Google provides options for anyone to easily narrow searches to find material added in the week or day. But now — if you know the right commands to enter — you can find content added to Google in the last few minutes or even seconds.
Here is one for the past 30 seconds of web results found for that same query:
How does one get these results? Do a search, then add this to the end of what you searched for:
The X## portion gets replaced with:
- s## for number of seconds you want to narrow your search to, such as s45 for the last 45 seconds, or &tbs=qdr:s45&tbo=1
- n## for number of minutes you want to narrow your search to, such as n5 for the last 5 minutes, or &tbs=qdr:n5&tbo=1
- h## for number of minutes you want to narrow your search to, such as h2 for the last 2 hours, or &tbs=qdr:h2&tbo=1
That portion gets added to the end of whatever you’ve searched for initially. For example, say you searched for [kanye west] from the Google home page. After doing your search, you’d add the examples above like this:
Past 45 seconds:
Past 5 minutes
Past 2 hours
Note that as best we can tell, the time indicates when Google added the material to its index, not necessarily when it was published.
Postscript From Danny Sullivan: There’s been much discussion as this being a form of “real time” search from Google. I’d counter that it’s not. It allows you to find recently discovered and indexed content, but it doesn’t bring back huge amounts of actual “real time content,” such as Twitter tweets.
For example, around 9am Pacific time, I did a search for results on [kanye west] in the past minute from Google and got a total of 3.
Over on Twitter, there are so many real time tweets going out that the service is collapsing under the weight — it’s not reporting proper results because it is so overloaded it can’t even show the most recent ones. Fair to say, there’s a lot more than 3.
Still, the new options are welcomed and will be something I’ll play with more in the future.
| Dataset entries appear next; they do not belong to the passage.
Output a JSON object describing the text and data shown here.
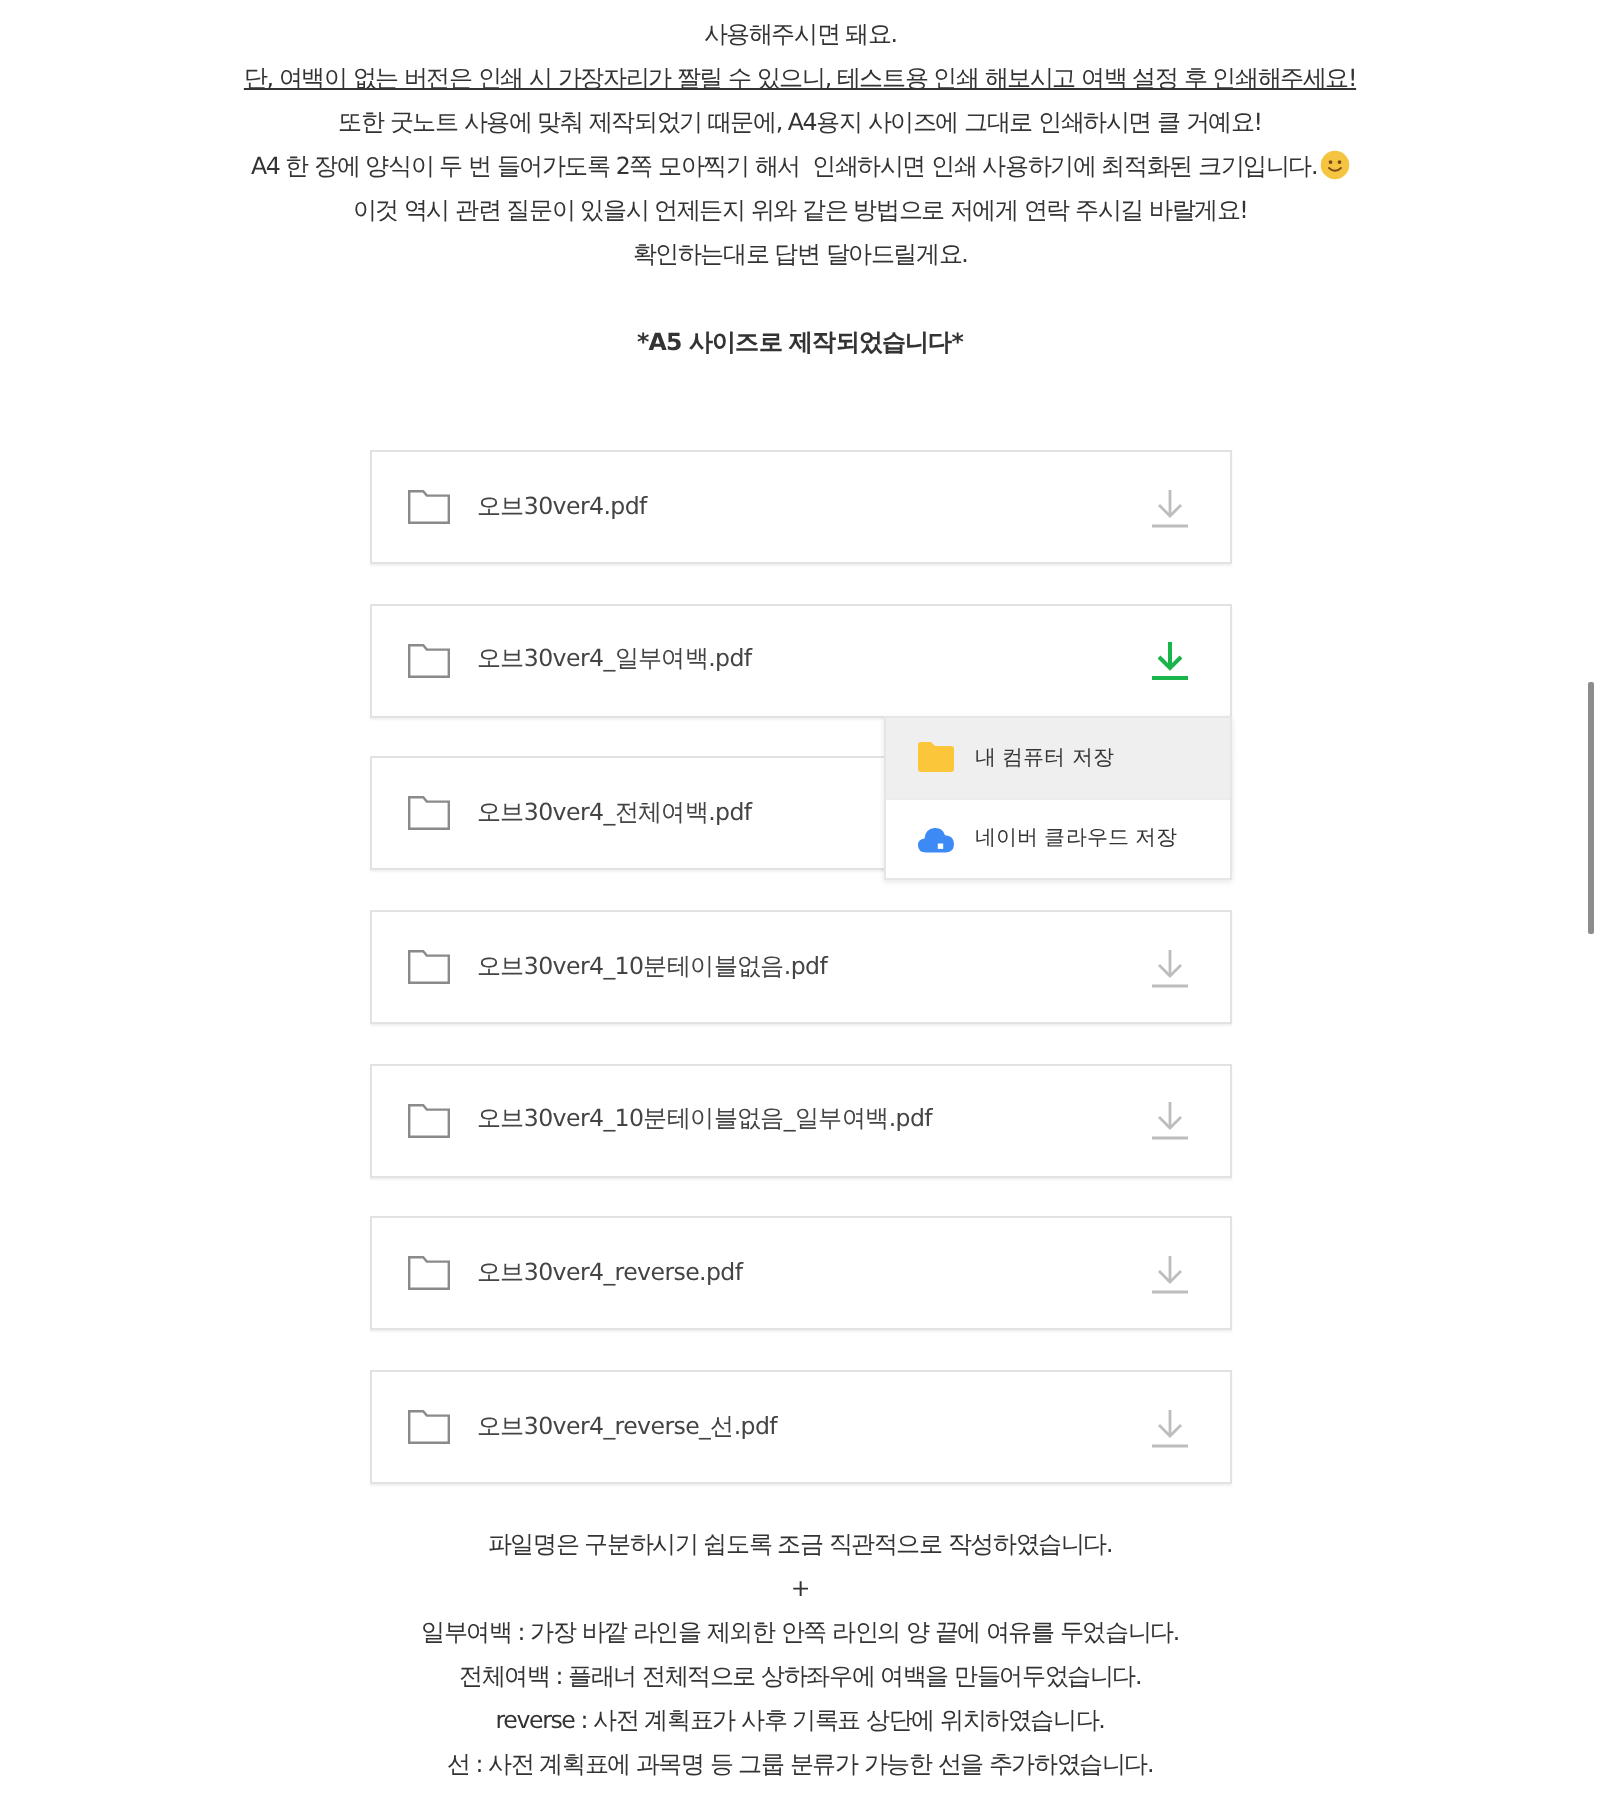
{
  "intro_lines": [
    {
      "text": "사용해주시면 돼요.",
      "underlined": false,
      "emoji": false
    },
    {
      "text": "단, 여백이 없는 버전은 인쇄 시 가장자리가 짤릴 수 있으니, 테스트용 인쇄 해보시고 여백 설정 후 인쇄해주세요!",
      "underlined": true,
      "emoji": false
    },
    {
      "text": "또한 굿노트 사용에 맞춰 제작되었기 때문에, A4용지 사이즈에 그대로 인쇄하시면 클 거예요!",
      "underlined": false,
      "emoji": false
    },
    {
      "text": "A4 한 장에 양식이 두 번 들어가도록 2쪽 모아찍기 해서  인쇄하시면 인쇄 사용하기에 최적화된 크기입니다.",
      "underlined": false,
      "emoji": true
    },
    {
      "text": "이것 역시 관련 질문이 있을시 언제든지 위와 같은 방법으로 저에게 연락 주시길 바랄게요!",
      "underlined": false,
      "emoji": false
    },
    {
      "text": "확인하는대로 답변 달아드릴게요.",
      "underlined": false,
      "emoji": false
    }
  ],
  "notice": "*A5 사이즈로 제작되었습니다*",
  "files": [
    {
      "name": "오브30ver4.pdf",
      "active": false
    },
    {
      "name": "오브30ver4_일부여백.pdf",
      "active": true,
      "menu": {
        "items": [
          {
            "kind": "folder",
            "label": "내 컴퓨터 저장",
            "selected": true
          },
          {
            "kind": "cloud",
            "label": "네이버 클라우드 저장",
            "selected": false
          }
        ]
      }
    },
    {
      "name": "오브30ver4_전체여백.pdf"
    },
    {
      "name": "오브30ver4_10분테이블없음.pdf",
      "active": false
    },
    {
      "name": "오브30ver4_10분테이블없음_일부여백.pdf",
      "active": false
    },
    {
      "name": "오브30ver4_reverse.pdf",
      "active": false
    },
    {
      "name": "오브30ver4_reverse_선.pdf",
      "active": false
    }
  ],
  "notes": [
    "파일명은 구분하시기 쉽도록 조금 직관적으로 작성하였습니다.",
    "+",
    "일부여백 : 가장 바깥 라인을 제외한 안쪽 라인의 양 끝에 여유를 두었습니다.",
    "전체여백 : 플래너 전체적으로 상하좌우에 여백을 만들어두었습니다.",
    "reverse : 사전 계획표가 사후 기록표 상단에 위치하였습니다.",
    "선 : 사전 계획표에 과목명 등 그룹 분류가 가능한 선을 추가하였습니다."
  ]
}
Meanwhile, I recommend reading my What Is Real Time Search? Definitions & Players for more about what is and isn’t real time search, in my view.